We arrived at the Zion Mountain Ranch, an authentic western lodge and a unique home of a roaming herd of buffalo, around 4 o’clock, too early for dinner. We made reservations for later and continued up the highway to see spectacular fall colors and to visit Cedar Breaks National Monument, a miniature Bryce Canyon. We were amazed at the brilliant colors of the Dixie National Forest surrounding Cedar Breaks providing lush alpine meadows clustered with ponderosa pines and quaking aspens as we drove along the road. Click on thumbnail to view images
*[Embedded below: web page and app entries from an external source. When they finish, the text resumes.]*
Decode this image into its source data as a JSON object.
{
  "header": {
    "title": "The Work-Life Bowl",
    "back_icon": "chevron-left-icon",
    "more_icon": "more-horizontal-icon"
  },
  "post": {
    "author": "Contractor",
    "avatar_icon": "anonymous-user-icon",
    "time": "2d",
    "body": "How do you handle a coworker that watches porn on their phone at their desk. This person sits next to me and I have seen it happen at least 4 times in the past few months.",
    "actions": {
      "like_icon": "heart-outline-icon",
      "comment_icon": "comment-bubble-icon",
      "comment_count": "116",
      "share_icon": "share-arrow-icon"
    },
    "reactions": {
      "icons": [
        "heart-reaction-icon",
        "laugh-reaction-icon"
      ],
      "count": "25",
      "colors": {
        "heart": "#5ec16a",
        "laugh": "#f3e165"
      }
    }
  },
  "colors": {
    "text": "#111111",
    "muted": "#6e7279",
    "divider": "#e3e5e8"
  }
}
We were even more surprised by the beauty and colors of Cedar Breaks, the “Circle of Painted Cliffs”, a natural amphitheater, stretching across 3 miles, with a depth of over 2,000 feet, and the elevation at the rim is over 10,000 feet, with stone spires, columns, arches, pinnacles, and intricate canyons in varying shades of red, yellow and purple. Cedar Breaks National Monument was established in 1933, and is well worth the visit. We left here and drove back to the Zion Mountain Ranch to have dinner at The Buffalo Grill, their on-site restaurant, with a cozy western atmosphere. Dinner was fabulous, a place to come back to and experience again.